◆ Problem details: Select the lines below containing the word "title".
▶
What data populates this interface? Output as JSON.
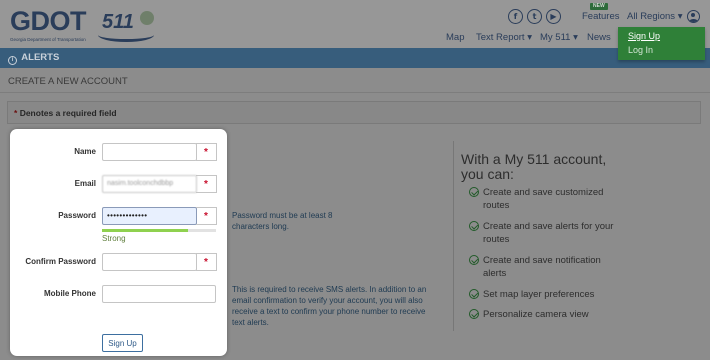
{
  "header": {
    "logo_main": "GDOT",
    "logo_sub": "Georgia Department of Transportation",
    "logo_511": "511",
    "social_icons": [
      "facebook-icon",
      "twitter-icon",
      "youtube-icon"
    ],
    "features_label": "Features",
    "new_badge": "NEW",
    "regions_label": "All Regions",
    "nav": [
      "Map",
      "Text Report",
      "My 511",
      "News"
    ]
  },
  "alerts_bar": {
    "label": "ALERTS"
  },
  "page": {
    "title": "CREATE A NEW ACCOUNT",
    "required_note": "Denotes a required field"
  },
  "form": {
    "name_label": "Name",
    "name_value": "",
    "email_label": "Email",
    "email_value": "nasim.toolconchdbbp",
    "password_label": "Password",
    "password_value": "•••••••••••••",
    "password_strength": "Strong",
    "password_strength_fraction": 0.75,
    "confirm_label": "Confirm Password",
    "confirm_value": "",
    "phone_label": "Mobile Phone",
    "phone_value": "",
    "signup_label": "Sign Up",
    "required_marker": "*"
  },
  "hints": {
    "password_line1": "Password must be at least 8",
    "password_line2": "characters long.",
    "phone_lines": [
      "This is required to receive SMS alerts. In addition to an",
      "email confirmation to verify your account, you will also",
      "receive a text to confirm your phone number to receive",
      "text alerts."
    ]
  },
  "promo": {
    "title": "With a My 511 account, you can:",
    "benefits": [
      "Create and save customized routes",
      "Create and save alerts for your routes",
      "Create and save notification alerts",
      "Set map layer preferences",
      "Personalize camera view"
    ]
  },
  "dropdown": {
    "items": [
      "Sign Up",
      "Log In"
    ]
  },
  "colors": {
    "overlay": "#8c8c8c",
    "alerts_bar": "#375d7c",
    "dropdown_bg": "#2f8038",
    "required_red": "#c8102e",
    "strength_green": "#8fd14f"
  }
}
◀
◆ Finished task:
    "title": "CREATE A NEW ACCOUNT",
    "title": "With a My 511 account, you can:",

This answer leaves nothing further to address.